(CN) – Federal judges in Arizona recently handed down two rulings meant to rein in Sheriff Joe Arpaio’s highly publicized efforts to fight illegal immigration in the state’s most populous county.
U.S District Judge G. Murray Snow on Wednesday ordered a long list of reforms with which Arpaio and the Maricopa County Sheriff’s Office (MCSO) must comply, including the appointment of a federal monitor, enhanced data collection, record keeping and training, and a video recorder in every patrol vehicle to record every traffic stop.
The ruling comes in the wake of Snow’s findings in May that the department violated the civil rights of Latino plaintiffs by racially profiling them and subjecting them to traffic stops and arrests without probable cause.
That decision resolved a Phoenix trial last summer in which the American Civil Liberties Union, the ACLU of Arizona, the Mexican American Legal Defense and Educational Fund, lead plaintiff Manuel de Jesus Ortega Melendres and others was pitted against the MCSO.
In a separate ruling last week, U.S. District Judge Robert Broomfield enjoined Arizona’s so-called Maricopa Migrant Conspiracy Policy, which allegedly inspired Arpaio to create the Human Smuggling Unit of the MCSO and to make immigration enforcement one the department’s top priorities.
Passed by the Arizona Legislature in 2005, the human smuggling law (Ariz. Rev. Stat. § 13-2319) allowed for the arrest and prosecution of immigrants for “conspiring to transport themselves within Maricopa County.”
Broomfield agreed with plaintiffs We Are America/Somos America Coalition of Arizona in its proposed class action against the Maricopa County Board of Supervisors that the statute was preempted by federal law. Since the law went into effect, the MCSO has arrested some 1,800 “non-smugglers” and has prosecuted 1,357, according to the ruling.
Broomfield also certified a class of “all individuals who pay taxes to Maricopa County and object to the use of county tax revenues to stop, detain, arrest, incarcerate, prosecute, or penalize individuals for conspiring to transport themselves, and themselves only, in violation of Ariz.

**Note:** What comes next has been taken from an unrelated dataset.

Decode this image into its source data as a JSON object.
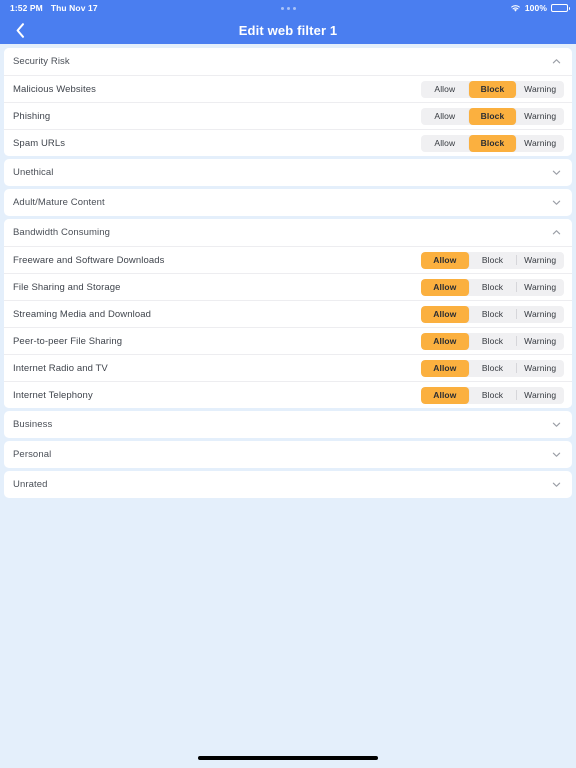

Rev. Stat. § 13-2319.”
In addition to mandating the creation of a Community Advisory Board and the appointment of a community liaison officer to work with a full-time, on-site federal monitor, Snow’s ruling prohibits deputies from “detaining any individual based on actual or suspected ‘unlawful presence,’ without something more.” It also bars them from “initiating a pretextual vehicle stop where an officer has reasonable suspicion or probable cause to believe a traffic or equipment violation has been or is being committed in order to determine whether the driver or passengers are unlawfully present.”
“MCSO shall deliver police services consistent with the Constitution and laws of the United States and State of Arizona, MCSO policy, and this order, and with current professional standards,” Snow wrote. “In conducting its activities, MCSO shall ensure that members of the public receive equal protection of the law, without discriminating based on actual or perceived race or ethnicity, and in a manner that promotes public confidence.”
Arpaio hinted Tuesday that he would appeal Snow’s ruling.
“I have received a copy of the court order and I am in the process of discussing it with our attorneys,” he said in statement. “We are identifying areas that are ripe for appeal. To be clear, the appointed monitor will have no veto authority over my duties or operations. As the constitutionally elected Sheriff of Maricopa County, I serve the people and I will continue to perform my duties and enforce all laws.”
Dan Pachoda, legal director for the ACLU of Arizona, said in a statement that the requirements, which must remain in place for at least three years, show “Judge Snow recognized that Sheriff Arpaio’s years of discriminatory practices and unconstitutional policies required major change-including appointment of a federal monitor, data collection and video recording for every vehicle stop.”
- Amgen Blamed for Death of Disabled Woman
- Salary Cap Called Illegal by NY Health Agencies